Vancouver Island doesn’t disappoint on the food front either. For a stand-out meal, I would suggest Olo. The chefs have created some inventive and truly delicious avours for their dishes. I wolfed down ve amazing courses from a sharing-style menu, including local cheeses and cornbread, beetroot and pickled salads, courgette pasta, and to finish it off, a very indulgent s’mores dessert. It’s a very sociable way of dining that re ects the easy-going lifestyle here. You’ll nd the same vibe at Nourish, a cafe that’s essentially a house with every room uniquely decorated, serving a menu of tasty organic recipes.

Fine fare at OLO


The best way to see Vancouver is from the water, or so I was told by my kayak instructor (ecomarine.com). Sitting rather awkwardly in my kayak, praying I didn’t fall out, I was struggling to agree. But after a few minutes paddling around Granville Island accompanied by cute seals, I changed my mind very quickly. The city’s glass buildings towered above, their reflections in the water creating a surreal landscape that’s just stunning.

Image: Getty Images

Another great view can be found from the top of Grouse Mountain. The further you climb, the more magical it becomes, with a backdrop of gigantic firs covered in snow (even in summer, so pack a coat) and the city below. Within an eight-minute sky ride (or for more adventurous types, an hour’s hike) you’ll find yourself in a much wilder British Columbia. Up here you can take in a lumberjack show, have a romantic meal in the Observatory restaurant and see the mountain’s two orphaned grizzly bears rolling around in the snow.
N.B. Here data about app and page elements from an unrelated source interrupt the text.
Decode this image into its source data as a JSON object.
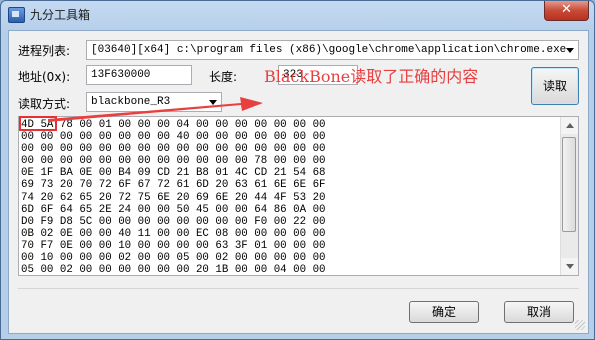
{
  "window": {
    "title": "九分工具箱",
    "close_glyph": "✕"
  },
  "form": {
    "process_label": "进程列表:",
    "process_value": "[03640][x64] c:\\program files (x86)\\google\\chrome\\application\\chrome.exe",
    "address_label": "地址(0x):",
    "address_value": "13F630000",
    "length_label": "长度:",
    "length_value": "323",
    "read_button": "读取",
    "read_mode_label": "读取方式:",
    "read_mode_value": "blackbone_R3"
  },
  "annotation": {
    "text": "BlackBone读取了正确的内容",
    "color": "#e84040"
  },
  "hex_lines": [
    "4D 5A 78 00 01 00 00 00 04 00 00 00 00 00 00 00",
    "00 00 00 00 00 00 00 00 40 00 00 00 00 00 00 00",
    "00 00 00 00 00 00 00 00 00 00 00 00 00 00 00 00",
    "00 00 00 00 00 00 00 00 00 00 00 00 78 00 00 00",
    "0E 1F BA 0E 00 B4 09 CD 21 B8 01 4C CD 21 54 68",
    "69 73 20 70 72 6F 67 72 61 6D 20 63 61 6E 6E 6F",
    "74 20 62 65 20 72 75 6E 20 69 6E 20 44 4F 53 20",
    "6D 6F 64 65 2E 24 00 00 50 45 00 00 64 86 0A 00",
    "D0 F9 D8 5C 00 00 00 00 00 00 00 00 F0 00 22 00",
    "0B 02 0E 00 00 40 11 00 00 EC 08 00 00 00 00 00",
    "70 F7 0E 00 00 10 00 00 00 00 63 3F 01 00 00 00",
    "00 10 00 00 00 02 00 00 05 00 02 00 00 00 00 00",
    "05 00 02 00 00 00 00 00 00 20 1B 00 00 04 00 00"
  ],
  "buttons": {
    "ok": "确定",
    "cancel": "取消"
  }
}
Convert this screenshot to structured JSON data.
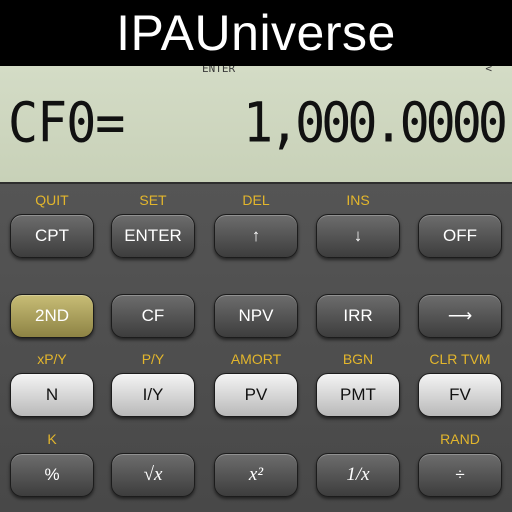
{
  "banner": {
    "title": "IPAUniverse"
  },
  "display": {
    "annunciator_left": "ENTER",
    "annunciator_right": "<",
    "label": "CF0=",
    "value": "1,000.0000"
  },
  "keypad": {
    "rows": [
      [
        {
          "secondary": "QUIT",
          "label": "CPT",
          "style": "dark"
        },
        {
          "secondary": "SET",
          "label": "ENTER",
          "style": "dark"
        },
        {
          "secondary": "DEL",
          "label": "↑",
          "style": "dark"
        },
        {
          "secondary": "INS",
          "label": "↓",
          "style": "dark"
        },
        {
          "secondary": "",
          "label": "OFF",
          "style": "dark"
        }
      ],
      [
        {
          "secondary": "",
          "label": "2ND",
          "style": "gold"
        },
        {
          "secondary": "",
          "label": "CF",
          "style": "dark"
        },
        {
          "secondary": "",
          "label": "NPV",
          "style": "dark"
        },
        {
          "secondary": "",
          "label": "IRR",
          "style": "dark"
        },
        {
          "secondary": "",
          "label": "⟶",
          "style": "dark"
        }
      ],
      [
        {
          "secondary": "xP/Y",
          "label": "N",
          "style": "light"
        },
        {
          "secondary": "P/Y",
          "label": "I/Y",
          "style": "light"
        },
        {
          "secondary": "AMORT",
          "label": "PV",
          "style": "light"
        },
        {
          "secondary": "BGN",
          "label": "PMT",
          "style": "light"
        },
        {
          "secondary": "CLR TVM",
          "label": "FV",
          "style": "light"
        }
      ],
      [
        {
          "secondary": "K",
          "label": "%",
          "style": "dark"
        },
        {
          "secondary": "",
          "label": "√x",
          "style": "dark"
        },
        {
          "secondary": "",
          "label": "x²",
          "style": "dark"
        },
        {
          "secondary": "",
          "label": "1/x",
          "style": "dark"
        },
        {
          "secondary": "RAND",
          "label": "÷",
          "style": "dark"
        }
      ]
    ]
  }
}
Continuing with a head for heights, the Capilano Suspension Bridge is the perfect place to get an awesome honeymoon selfie.

Image: Getty Images

Back down on the solid ground of Vancouver Island, I joined a bicycle tour (thepedaler.ca). Bathed in sunshine and surrounded by the hustle and bustle of Victoria, our guide showed us little street markets and more foodie haunts. We stopped at an ice cream shop with exotic flavours such as rosemary and sour cherry. Delicious!

Image: Getty Images

For my final adventure I was back on the water in a motorboat on a quest to find whales. We stopped off at little coves to hear stories about magical orcas and how the original inhabitants survived in this remote landscape. We came across incredible wildlife such as a bald eagle guarding its nest and a sea otter bobbing around among the kelp. But soon the information we were so eager to hear came over the radio… humpbacks had been spotted close by. Our driver killed the engine and we heard the tell-tale sound of the humpback’s blowhole and then saw the curves of its back. One swam right underneath our boat and surfaced up against the other side – I could have reached out and touched it. As it swam off into the distance it came up once more to show off its huge tail. It was a truly special encounter in this wonderful country, and a moment that will stay with me for life.



A nine-night holiday to Vancouver and Victoria including three nights at the Fairmont Vancouver, three nights at the Fairmont Empress, Victoria, and a nal three nights at the Fairmont Waterfront, Vancouver, all on a room-only basis, from £1899, including return international ights with Air Canada from Heathrow, ferry transfers from Vancouver to Victoria and floatplane transfer from Victoria to Vancouver, hayesandjarvis.co.uk